In an era of widespread “hacking” and theft of confidential information, nearly all organizations have an interest in ensuring that email communications are secure. Law firms protect the confidentiality of email communications by using elaborate security measures including robust firewalls and difficult-to-crack passwords. Within the legal industry, such measures have been deemed sufficient to justify continued use of ordinary email programs such as Microsoft Outlook to communicate confidential information relating to, among other things, non-public SEC investigations. However, about two years ago, the SEC evidently concluded that such measures were insufficient, and started using a web-based encrypted email program (“smail”) operated by Nasdaq-listed ZixCorp. Many staff members (particularly in Western SEC regional offices) have resisted using smail, but the agency apparently has made it mandatory, and the trend is towards more widespread deployment.
When a member of the SEC Enforcement staff sends a “Smail” email to opposing counsel, the recipient receives a message stating: “You have a U.S. Securities and Exchange Commission Secure Email message from [email address of staff member].” To view the secure message, click here.” The recipient must then fill out a web page “form” that requires them to enter their email address and password, which must meet the SEC’s security requirements. Only then can the recipient read and/or reply to the email.
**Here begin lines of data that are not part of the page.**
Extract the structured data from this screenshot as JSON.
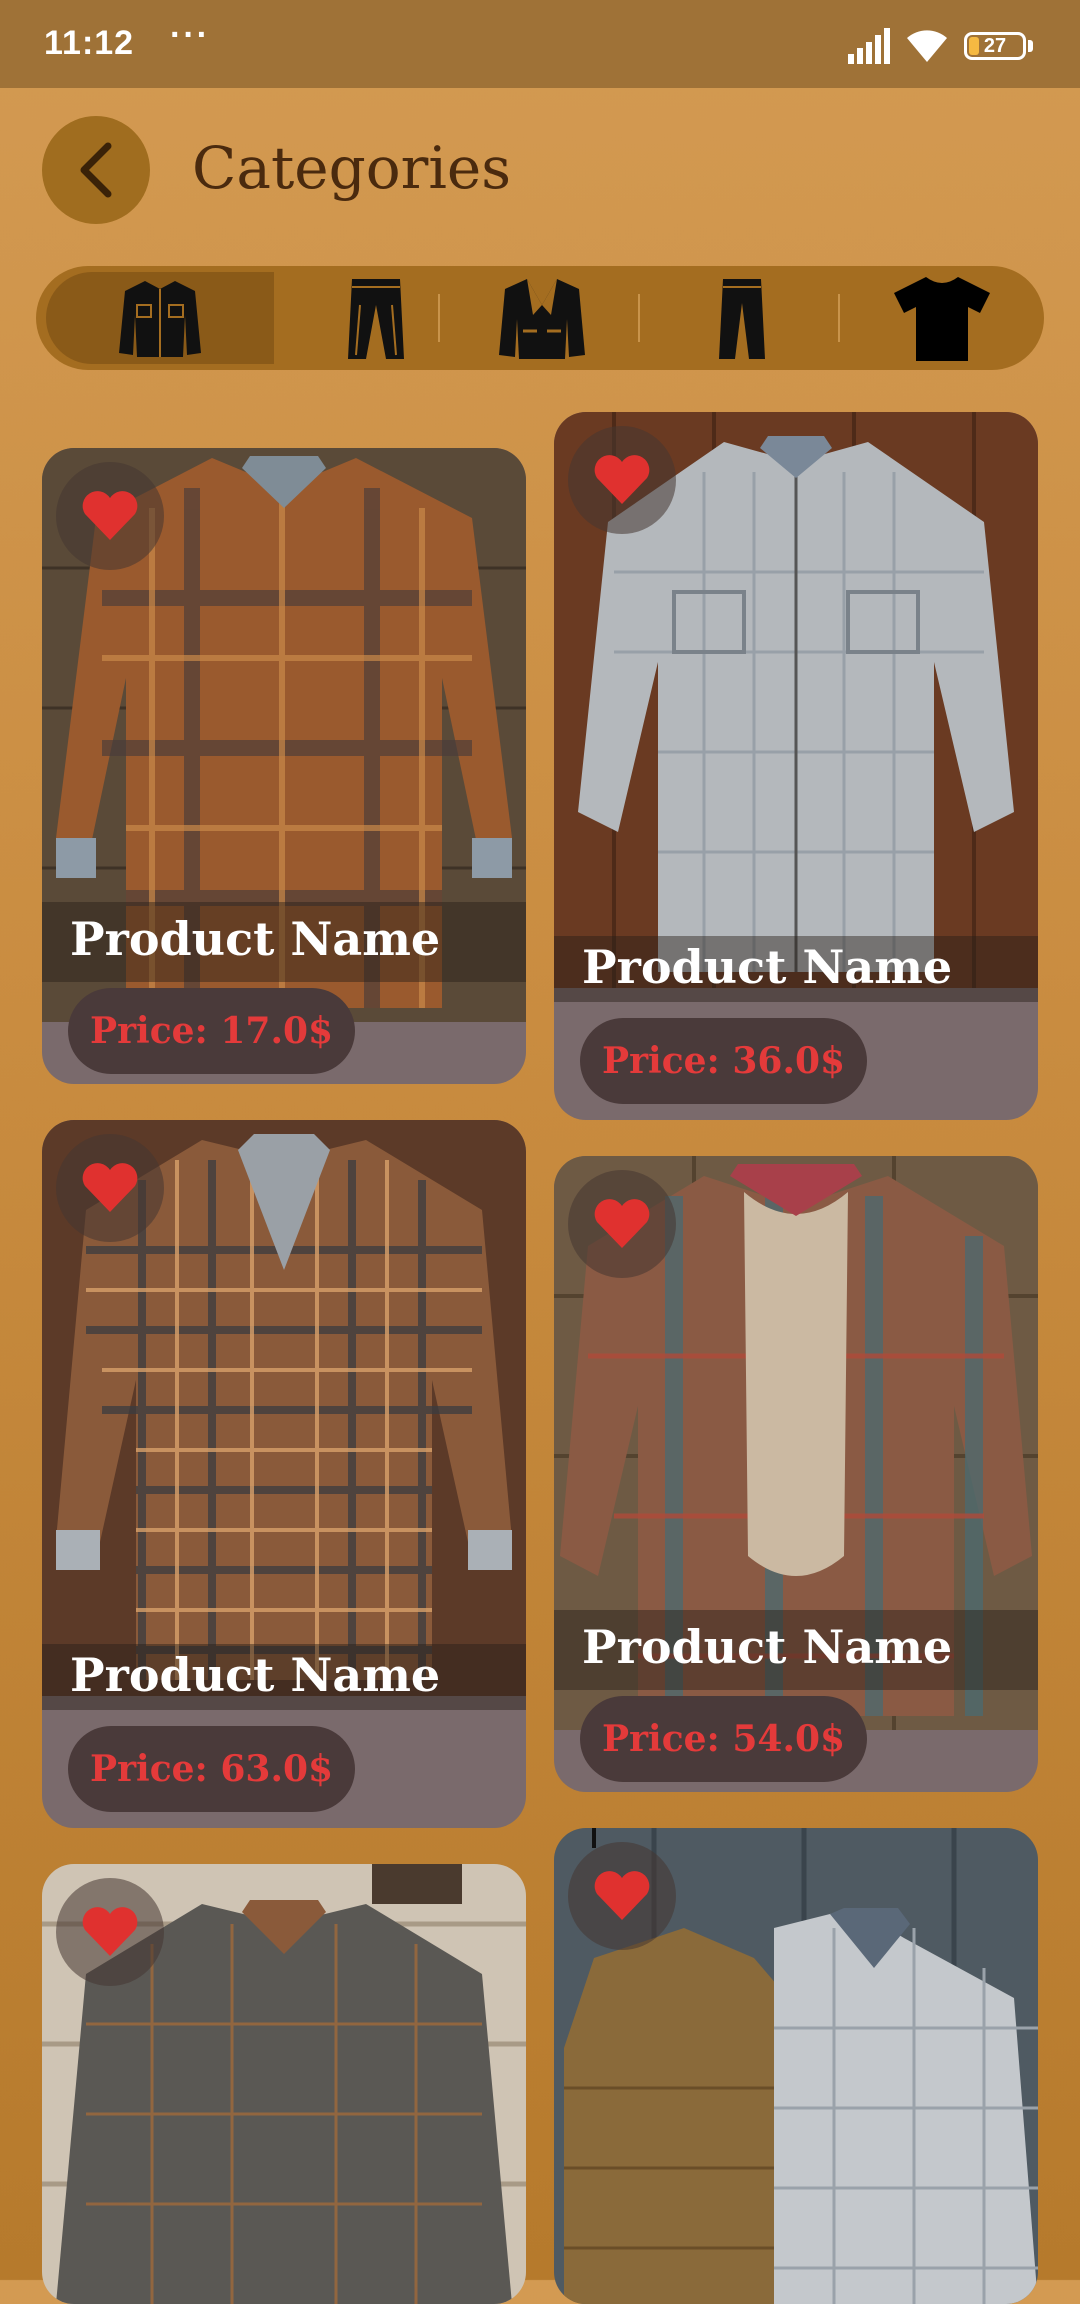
{
  "status_bar": {
    "time": "11:12",
    "dots": "···",
    "battery": "27"
  },
  "header": {
    "title": "Categories"
  },
  "categories": [
    {
      "icon": "jacket-icon",
      "selected": true
    },
    {
      "icon": "jeans-icon",
      "selected": false
    },
    {
      "icon": "blazer-icon",
      "selected": false
    },
    {
      "icon": "pants-icon",
      "selected": false
    },
    {
      "icon": "tshirt-icon",
      "selected": false
    }
  ],
  "products": [
    {
      "name": "Product Name",
      "price": "Price: 17.0$",
      "favorite": true
    },
    {
      "name": "Product Name",
      "price": "Price: 36.0$",
      "favorite": true
    },
    {
      "name": "Product Name",
      "price": "Price: 63.0$",
      "favorite": true
    },
    {
      "name": "Product Name",
      "price": "Price: 54.0$",
      "favorite": true
    },
    {
      "name": "",
      "price": "",
      "favorite": true
    },
    {
      "name": "",
      "price": "",
      "favorite": true
    }
  ],
  "colors": {
    "background": "#c98c40",
    "accent_dark": "#4a2a0e",
    "heart": "#e0312f",
    "price_text": "#e43a3a"
  }
}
Assuming that the SEC’s use of encrypted emails is necessary and justified (which I doubt), smail poses several operational disadvantages compared to regular email. The most obvious disadvantage is the inconvenience of not being able to read, or respond to, the message using one’s regular Outlook email program. This is not a major problem for desktop users who are able to easily launch Internet Explorer or some other web browser, but it can present significant difficulties for users who are traveling or otherwise out of the office. Older PDAs and smartphones (such as my old Blackberry) offer less than satisfactory Internet access, both in terms of slowness and poor navigational capabilities. In practice, I could not access “smail” message using my old Blackberry. Given the time-sensitivity of many e-mail communications with the Enforcement staff, the Web-based nature of smail operates as a disadvantage for the defense bar.
The program’s undisclosed miserly email retention policy presents other problems. Sent and received emails apparently are kept for only 90 days, and there is no obvious way to archive or store older emails. For instance, users may not store older emails in folders created for that purpose. Given the importance of email communications, which the Enforcement staff is using smail to send subpoenas and correspondence, the SEC’s unwillingness to provide users with a means of storing emails is inexcusable. Members of the defense bar should make a practice of cutting and pasting smail email communications so they can be saved as Word documents or otherwise archived on their own network.